Furthermore, subclinical levels, by definition, always precede clinical levels. Keeping these down in the general population is another way of ensuring individuals stay healthy. This was the reasoning behind an article published in Scientific Reports that explored the relationship between resistance training and subclinical anxiety symptoms among young adults.
While resistance training has been shown to improve anxiety symptoms in individuals with a diagnosed anxiety disorder, little research has examined this effect in healthy populations. Additionally, a majority of studies employ methodologies that limit their transferability to non-laboratory studies. The authors thus chose an “ecologically-valid” resistance training program, which could be performed just as well at home or at a gym as in a laboratory.

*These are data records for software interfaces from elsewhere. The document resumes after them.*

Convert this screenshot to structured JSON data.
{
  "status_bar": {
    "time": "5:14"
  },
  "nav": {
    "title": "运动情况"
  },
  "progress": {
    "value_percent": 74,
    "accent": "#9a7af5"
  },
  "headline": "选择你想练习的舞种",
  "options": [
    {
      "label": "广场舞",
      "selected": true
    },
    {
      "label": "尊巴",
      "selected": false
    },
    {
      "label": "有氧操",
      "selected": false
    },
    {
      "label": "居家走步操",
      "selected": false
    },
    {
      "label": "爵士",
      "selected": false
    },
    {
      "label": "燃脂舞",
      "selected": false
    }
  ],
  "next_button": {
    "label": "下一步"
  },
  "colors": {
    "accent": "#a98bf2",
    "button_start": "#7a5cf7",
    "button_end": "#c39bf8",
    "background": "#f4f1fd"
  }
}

Each of the participants completed an array of online questionnaires, including the Psychiatric Diagnostic Screening Questionnaire-GAD (general anxiety disorder) and the 16-item Penn State Worry Questionnaire.
The results of the exercise intervention showed that anxiety symptoms, as measured before intervention, at week one, week four and after intervention, were significantly reduced. The greatest differences occurred between baseline and week one, and then from week four to post-intervention, with a plateau effect observed from weeks one to four. This is compared to the control group, where relatively little change in symptoms was observed.
Interestingly, while adherence was relatively high (85%), as was compliance (83%), individuals who completed the trial demonstrated, on average, greater worry and subclinical anxiety symptoms at the start than those who dropped out. Apparently, completion was at least in part contingent on the benefits experienced by individuals.
Additional research will be needed to understand exactly why and how resistance training improves symptoms of anxiety in healthy populations. The authors cite the social aspects of the intervention, expectancy of improved mental health, and feelings of mastery. This last one is particularly interesting, and the authors hypothesize that the continuous setting and achieving of goals by participants may have been a contributing factor.
The findings are particularly important for the target age-group of 18 to 40-years-old, which the authors selected based on the average age of onset for GAD, around 30 years. Reducing preclinical anxiety levels may indeed prevent them from developing into a clinical disorder—although more research will be needed to confirm this hypothesis.
The article, “Resistance exercise training for anxiety and worry symptoms among young adults: a randomized controlled trial,” was authored by Brett R. Gordon, Cillian P. McDowell, Mark Lyons and Matthew P. Herring.